“This legislative session has been very productive, and we’ve passed a lot of great bills that make our communities across Illinois better,” said Jones. “This year, we made government more efficient by cutting down on unnecessary expenses and putting more resources into the things our community values: innovative solutions to uplift people in need, youth summer jobs, and resources for cities and towns that are too often left behind.”

Jones prioritized the creation of a new $50 million child tax credit, which will provide direct assistance to families raising young children on modest incomes—scaling up a more modest proposal introduced by the governor last spring in order to reach more families struggling with rising costs.

The state’s new budget increases funding for Home Illinois, an innovative, multifaceted approach addressing homelessness. In the program’s first year of existence, Home Illinois created and preserved 4,700 units of affordable rental housing, and supported 416 permanent supportive housing units for people earning less than the area median income. Jones’ expanded investment in Home Illinois is directed in part at prioritizing the recommendations of the Racial Equity Roundtable on Black Homelessness, which identified systemic inequities that perpetuate homelessness in Black communities.

Jones also prioritized tools local governments need to address the broken property tax system, including $350 million in new funding for classroom education and nearly $500 million in new support for local governments. Jones worked to enact a local road improvement plan, which directs state funds to historically underfunded communities for the purposes of repairing local roads.

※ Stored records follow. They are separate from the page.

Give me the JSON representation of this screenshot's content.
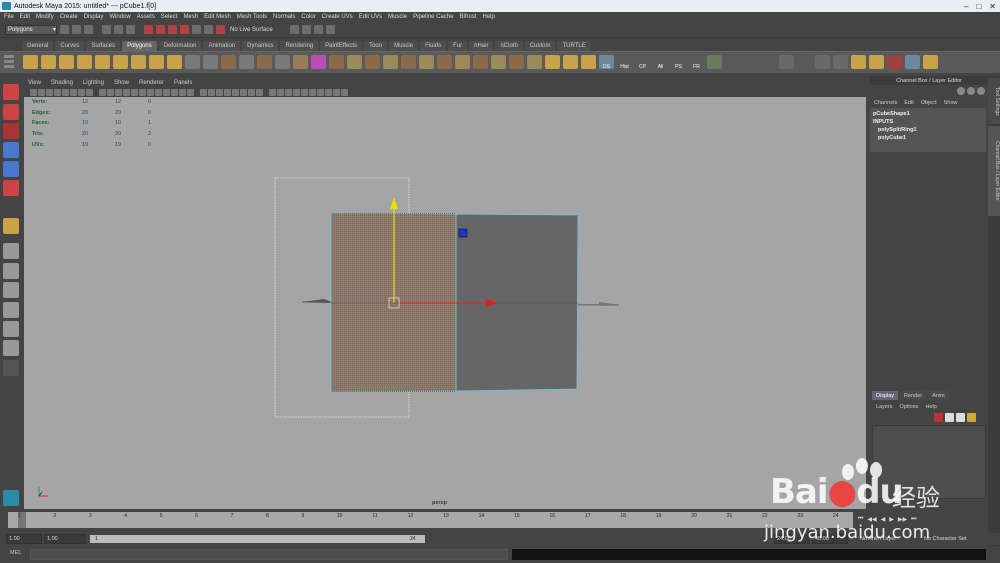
{
  "title": "Autodesk Maya 2015: untitled*   ---   pCube1.f[0]",
  "menubar": [
    "File",
    "Edit",
    "Modify",
    "Create",
    "Display",
    "Window",
    "Assets",
    "Select",
    "Mesh",
    "Edit Mesh",
    "Mesh Tools",
    "Normals",
    "Color",
    "Create UVs",
    "Edit UVs",
    "Muscle",
    "Pipeline Cache",
    "Bifrost",
    "Help"
  ],
  "statusline": {
    "menuset": "Polygons",
    "live_surface": "No Live Surface"
  },
  "shelf_tabs": [
    "General",
    "Curves",
    "Surfaces",
    "Polygons",
    "Deformation",
    "Animation",
    "Dynamics",
    "Rendering",
    "PaintEffects",
    "Toon",
    "Muscle",
    "Fluids",
    "Fur",
    "nHair",
    "nCloth",
    "Custom",
    "TURTLE"
  ],
  "shelf_active": "Polygons",
  "shelf_icon_labels": {
    "ds": "DS",
    "hist": "Hist",
    "cp": "CP",
    "all": "All",
    "ps": "PS",
    "fr": "FR"
  },
  "viewport_menu": [
    "View",
    "Shading",
    "Lighting",
    "Show",
    "Renderer",
    "Panels"
  ],
  "hud": [
    {
      "key": "Verts:",
      "v1": "12",
      "v2": "12",
      "v3": "0"
    },
    {
      "key": "Edges:",
      "v1": "20",
      "v2": "20",
      "v3": "0"
    },
    {
      "key": "Faces:",
      "v1": "10",
      "v2": "10",
      "v3": "1"
    },
    {
      "key": "Tris:",
      "v1": "20",
      "v2": "20",
      "v3": "2"
    },
    {
      "key": "UVs:",
      "v1": "19",
      "v2": "19",
      "v3": "0"
    }
  ],
  "camera_label": "persp",
  "channel_box": {
    "header": "Channel Box / Layer Editor",
    "menu": [
      "Channels",
      "Edit",
      "Object",
      "Show"
    ],
    "shape": "pCubeShape1",
    "inputs_label": "INPUTS",
    "inputs": [
      "polySplitRing1",
      "polyCube1"
    ]
  },
  "side_tabs": [
    "Tool Settings",
    "Channel Box / Layer Editor"
  ],
  "layer_editor": {
    "tabs": [
      "Display",
      "Render",
      "Anim"
    ],
    "menu": [
      "Layers",
      "Options",
      "Help"
    ]
  },
  "timeline": {
    "ticks": [
      "1",
      "2",
      "3",
      "4",
      "5",
      "6",
      "7",
      "8",
      "9",
      "10",
      "11",
      "12",
      "13",
      "14",
      "15",
      "16",
      "17",
      "18",
      "19",
      "20",
      "21",
      "22",
      "23",
      "24"
    ],
    "current": "1"
  },
  "range": {
    "start_field": "1.00",
    "start_field2": "1.00",
    "slider_start": "1",
    "slider_end": "24",
    "end_field": "24.00",
    "end_field2": "48.00",
    "anim_layer": "No Anim Layer",
    "char_set": "No Character Set"
  },
  "command": {
    "label": "MEL"
  },
  "watermark": {
    "brand": "Bai",
    "brand2": "du",
    "cn": "经验",
    "url": "jingyan.baidu.com"
  },
  "colors": {
    "viewport_bg": "#a5a5a5",
    "selected_face": "#8d7b6e",
    "mesh_face": "#666666",
    "mesh_edge": "#6cc8e0"
  }
}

Jones passed legislation to cover the testing of inherited gene mutation diseases (House Bill 4562). Current law only covers the most common types of gene testing – BRCA 1 and 2 – which is the highest indicator of breast and ovarian cancers, whereas his legislation would allow for high-risk gene mutations through a more comprehensive panel of “multi-gene” testing.

“Testing for genetic-based diseases and illnesses have revolutionized our ability to address systemic health issues, but coverage for these tests hasn’t kept up with advancements. I’m proud to have fought for this commonsense change and brought security to our Illinois families that live in uncertainty about if their children, parents or themselves may face a genetic-based illness, but may not know it.”